EXERCISE DETAILS :: Give back the line where "Enumerate this screenshot's" appears and all the lines after it until the listing ends, unchanged and with nothing else.
(EXERCISE MATERIAL Opens)
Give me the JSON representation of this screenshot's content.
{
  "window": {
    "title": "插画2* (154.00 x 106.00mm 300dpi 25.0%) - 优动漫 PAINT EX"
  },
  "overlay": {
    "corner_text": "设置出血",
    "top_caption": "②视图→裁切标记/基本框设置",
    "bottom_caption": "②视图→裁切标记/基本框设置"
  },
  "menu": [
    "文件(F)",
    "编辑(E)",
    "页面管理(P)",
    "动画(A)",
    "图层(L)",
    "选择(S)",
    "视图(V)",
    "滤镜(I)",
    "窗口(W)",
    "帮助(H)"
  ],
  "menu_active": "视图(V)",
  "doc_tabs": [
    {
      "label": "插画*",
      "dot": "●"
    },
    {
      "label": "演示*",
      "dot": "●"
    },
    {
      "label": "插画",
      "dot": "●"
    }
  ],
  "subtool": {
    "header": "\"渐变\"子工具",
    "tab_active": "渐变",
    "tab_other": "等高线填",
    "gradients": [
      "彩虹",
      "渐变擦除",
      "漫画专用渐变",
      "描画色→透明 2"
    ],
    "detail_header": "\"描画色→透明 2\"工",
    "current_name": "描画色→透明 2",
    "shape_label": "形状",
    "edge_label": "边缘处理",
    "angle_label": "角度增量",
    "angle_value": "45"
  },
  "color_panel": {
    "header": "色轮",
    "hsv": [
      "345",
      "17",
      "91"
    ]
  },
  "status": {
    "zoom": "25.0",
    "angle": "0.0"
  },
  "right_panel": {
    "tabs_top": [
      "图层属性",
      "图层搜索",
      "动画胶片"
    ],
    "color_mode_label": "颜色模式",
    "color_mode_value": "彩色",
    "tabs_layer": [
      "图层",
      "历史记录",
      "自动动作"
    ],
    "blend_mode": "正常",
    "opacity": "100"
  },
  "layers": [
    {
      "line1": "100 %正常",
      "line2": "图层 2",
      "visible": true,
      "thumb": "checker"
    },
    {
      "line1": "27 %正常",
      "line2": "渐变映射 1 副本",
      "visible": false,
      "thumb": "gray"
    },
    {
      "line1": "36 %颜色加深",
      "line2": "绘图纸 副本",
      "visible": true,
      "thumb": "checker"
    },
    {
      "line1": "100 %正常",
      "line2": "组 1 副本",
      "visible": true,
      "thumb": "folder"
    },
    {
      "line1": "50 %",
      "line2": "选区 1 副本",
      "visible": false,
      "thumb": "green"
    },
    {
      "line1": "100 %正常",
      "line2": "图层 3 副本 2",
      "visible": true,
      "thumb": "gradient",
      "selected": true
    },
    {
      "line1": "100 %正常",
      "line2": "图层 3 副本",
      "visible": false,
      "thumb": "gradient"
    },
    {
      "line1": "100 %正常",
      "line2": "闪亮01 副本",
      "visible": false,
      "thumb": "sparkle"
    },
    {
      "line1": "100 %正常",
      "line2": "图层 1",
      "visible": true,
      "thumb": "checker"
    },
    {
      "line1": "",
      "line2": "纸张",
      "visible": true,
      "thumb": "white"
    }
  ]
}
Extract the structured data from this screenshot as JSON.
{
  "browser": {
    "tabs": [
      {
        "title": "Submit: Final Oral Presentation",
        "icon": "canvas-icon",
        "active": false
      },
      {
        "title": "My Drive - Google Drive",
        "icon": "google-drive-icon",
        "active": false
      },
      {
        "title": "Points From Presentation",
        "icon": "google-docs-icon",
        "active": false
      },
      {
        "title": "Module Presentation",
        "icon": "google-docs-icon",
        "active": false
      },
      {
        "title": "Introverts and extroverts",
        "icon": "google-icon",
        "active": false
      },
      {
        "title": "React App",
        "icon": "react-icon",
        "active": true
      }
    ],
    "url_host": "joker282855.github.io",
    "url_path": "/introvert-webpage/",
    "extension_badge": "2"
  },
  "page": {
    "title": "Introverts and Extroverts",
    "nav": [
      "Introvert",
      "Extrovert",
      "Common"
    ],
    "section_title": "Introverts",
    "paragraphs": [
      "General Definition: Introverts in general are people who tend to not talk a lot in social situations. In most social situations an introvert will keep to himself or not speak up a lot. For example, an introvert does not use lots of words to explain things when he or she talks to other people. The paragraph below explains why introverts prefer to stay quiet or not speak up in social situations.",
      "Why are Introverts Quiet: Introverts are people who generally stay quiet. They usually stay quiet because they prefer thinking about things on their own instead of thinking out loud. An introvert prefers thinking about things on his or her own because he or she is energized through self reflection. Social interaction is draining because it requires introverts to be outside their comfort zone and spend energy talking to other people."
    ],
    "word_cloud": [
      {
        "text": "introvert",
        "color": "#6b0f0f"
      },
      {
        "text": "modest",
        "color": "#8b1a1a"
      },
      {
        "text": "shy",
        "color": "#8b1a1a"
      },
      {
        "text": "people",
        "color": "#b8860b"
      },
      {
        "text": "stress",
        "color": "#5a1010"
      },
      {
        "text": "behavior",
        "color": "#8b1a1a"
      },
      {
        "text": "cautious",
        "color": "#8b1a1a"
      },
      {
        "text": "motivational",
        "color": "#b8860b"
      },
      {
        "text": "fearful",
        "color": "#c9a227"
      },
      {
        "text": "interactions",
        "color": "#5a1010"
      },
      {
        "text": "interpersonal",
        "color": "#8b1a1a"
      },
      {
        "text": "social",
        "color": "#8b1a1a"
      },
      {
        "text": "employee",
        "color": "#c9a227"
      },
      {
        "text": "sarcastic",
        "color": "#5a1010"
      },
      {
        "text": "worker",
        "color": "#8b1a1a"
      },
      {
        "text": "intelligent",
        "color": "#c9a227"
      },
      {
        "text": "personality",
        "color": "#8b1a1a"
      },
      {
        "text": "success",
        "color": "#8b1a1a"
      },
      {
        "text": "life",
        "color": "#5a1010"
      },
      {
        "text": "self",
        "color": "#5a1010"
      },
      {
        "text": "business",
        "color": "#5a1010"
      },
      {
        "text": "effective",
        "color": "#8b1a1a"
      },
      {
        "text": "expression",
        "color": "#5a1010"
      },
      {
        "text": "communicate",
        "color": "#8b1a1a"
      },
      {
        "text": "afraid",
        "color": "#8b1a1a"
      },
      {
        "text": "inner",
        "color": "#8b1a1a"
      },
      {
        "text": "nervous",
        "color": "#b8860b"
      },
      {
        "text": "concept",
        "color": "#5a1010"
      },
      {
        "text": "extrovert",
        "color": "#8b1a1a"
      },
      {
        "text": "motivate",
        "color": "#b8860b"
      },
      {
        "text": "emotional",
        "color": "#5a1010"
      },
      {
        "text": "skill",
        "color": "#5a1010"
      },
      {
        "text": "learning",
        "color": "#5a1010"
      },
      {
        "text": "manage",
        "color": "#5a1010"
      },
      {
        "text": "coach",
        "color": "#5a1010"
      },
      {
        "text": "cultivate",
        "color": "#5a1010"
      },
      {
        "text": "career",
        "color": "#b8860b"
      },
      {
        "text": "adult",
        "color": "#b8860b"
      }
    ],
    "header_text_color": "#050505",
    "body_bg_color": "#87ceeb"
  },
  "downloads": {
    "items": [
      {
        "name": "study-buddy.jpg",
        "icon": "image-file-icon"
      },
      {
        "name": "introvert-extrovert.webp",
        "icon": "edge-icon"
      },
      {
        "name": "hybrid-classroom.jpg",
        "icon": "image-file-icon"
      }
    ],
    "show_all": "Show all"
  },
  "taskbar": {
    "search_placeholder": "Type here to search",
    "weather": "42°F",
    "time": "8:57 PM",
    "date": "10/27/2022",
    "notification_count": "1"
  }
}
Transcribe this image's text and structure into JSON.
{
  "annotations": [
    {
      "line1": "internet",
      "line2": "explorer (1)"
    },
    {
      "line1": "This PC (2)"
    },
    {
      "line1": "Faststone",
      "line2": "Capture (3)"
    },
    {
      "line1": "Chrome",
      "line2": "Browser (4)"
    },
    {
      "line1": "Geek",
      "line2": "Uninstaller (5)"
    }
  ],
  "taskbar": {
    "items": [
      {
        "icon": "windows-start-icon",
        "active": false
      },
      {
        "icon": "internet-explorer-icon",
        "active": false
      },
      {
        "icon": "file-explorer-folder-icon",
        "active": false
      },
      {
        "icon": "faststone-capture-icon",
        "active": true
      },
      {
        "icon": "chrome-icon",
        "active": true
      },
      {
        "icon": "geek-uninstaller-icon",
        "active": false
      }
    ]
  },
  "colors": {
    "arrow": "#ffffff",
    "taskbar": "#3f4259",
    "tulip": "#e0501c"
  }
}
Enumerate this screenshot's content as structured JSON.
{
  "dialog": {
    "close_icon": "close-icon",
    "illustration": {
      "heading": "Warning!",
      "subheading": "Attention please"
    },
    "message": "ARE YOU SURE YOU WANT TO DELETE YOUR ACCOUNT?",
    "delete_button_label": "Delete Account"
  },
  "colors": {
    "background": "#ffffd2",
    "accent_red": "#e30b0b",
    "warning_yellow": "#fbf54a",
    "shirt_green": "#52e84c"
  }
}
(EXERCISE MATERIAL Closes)
TASK RESULT ::
Enumerate this screenshot's content as structured JSON.
{
  "dialog": {
    "close_icon": "close-icon",
    "illustration": {
      "heading": "Warning!",
      "subheading": "Attention please"
    },
    "message": "ARE YOU SURE YOU WANT TO DELETE YOUR ACCOUNT?",
    "delete_button_label": "Delete Account"
  },
  "colors": {
    "background": "#ffffd2",
    "accent_red": "#e30b0b",
    "warning_yellow": "#fbf54a",
    "shirt_green": "#52e84c"
  }
}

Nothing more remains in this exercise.